After the signing of an agreement by the Hertford County and State Boards of Education, the Hertford County Boards of Commissioners and Education jointly appointed the first institutional governing board. Among those serving on board were Representative Jernigan, who served as chair until his death in March 1986, Senator Harrington, H. C. Freeland, Hunter Sharp, Jr., George Gibbs, John Robinson, J. L. Faulcon and Garland Barnes. Serving as secretary was R. P. Martin.

J. W. “Jack” Young, Jr. was elected as the first President. A former teacher, coach, and principal in the Hertford County School System, Young held the presidency until his retirement in September 1980. He was succeeded by five other presidents.

Dr. Edward H. Wilson, Jr. led the institution from 1981 until 1983, followed by Dr. David W. Sink, Jr. from1984-1987. In 1987 Dr. Harold E. Mitchell who had served the school as a faculty member and later in an administrative capacity took the reigns as the school’s fourth president. Mitchell served until 2000 and was followed by Dr. Mary C. Wyatt. Wyatt’s tenure was between the years of 2001 to 2005.

On November 1, 2005 Dr. Ralph G. Soney assumed the role as president of the College and currently serves as its sixth CEO. Soney, an accomplished community college educator served at four community colleges, two as chief academic officer within the state, before coming to the College. Dr. Claude Odom served as the chair of the Trustee Board upon Soney’s arrival. In 2007 the chair position transferred to Ms. Wendy Ruffin-Barnes, who served in that capacityuntil 2010. In 2010 the chair position transferred to Ms. Sheila Porter, who currently serves in that capacity.

The campus is currently situated on a 41-acre tract of land and has seven buildings which house instructional space and various administrative functions. A seven-acre Arboretum/Environmental Science Outdoor Laboratory is also part of the campus. It has been designated as a Project WILD Education Site by the NC Wildlife Resources Commission. The site is open to the public for self-guided tours and over the years has been used as part of curricular and continuing education classroom for instruction.

The College currently has about 20 curricular programs in which students may seek degrees, diplomas and short term skills based certificates. Most recently the College has added an Associate of Fine Arts Degree in Visual Arts, in addition to diplomas in high demand occupational training in Building Construction, Plumbing and other construction related technologies. The College offers a Lateral Entry Teacher Certificate tailored to meet the need of public schools within the region desiring to fully credential educators who have entered the classroom without the advantage of full unrestricted licensure.

The College also has taken greater strides to provide transfer opportunities for students to pursue higher-level degrees. Through the North Carolina Community College System, a formal transfer agreement has been established with the 16-member University of North Carolina System, as well as with a variety of private colleges.

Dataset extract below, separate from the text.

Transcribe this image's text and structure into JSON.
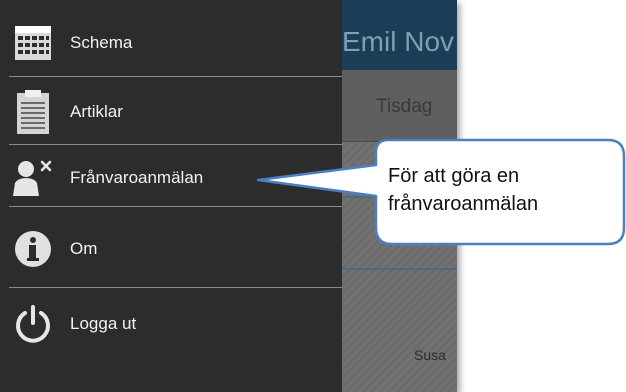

In addition to conventional classroom instruction, the College has expanded its distance learning studies to include Internet-based courses. It has increased efforts with area school systems to provide more opportunities for high school students to take college courses, either on the RCCC campus or at their respective high schools.

Greater focus also has been placed on meeting the existing and future workforce needs of area business and industry through the Division of Continuing Education and Workforce Development.

The Continuing Education & Workforce Development Division also has continued to meet business needs by setting up basic or occupational related classes within local industries as well as developing Focused Industrial Training (FIT) opportunities. Its Small Business component works on a one to one basis with individuals and small companies wanting to start and or enhance a small business enterprise.

Roanoke-Chowan Community College has a strong tradition of building from the past and improving the present as it moves toward meeting the needs of tomorrow. And while the College is proud of its past, it realizes that its longevity is merely a stepping stone to the future.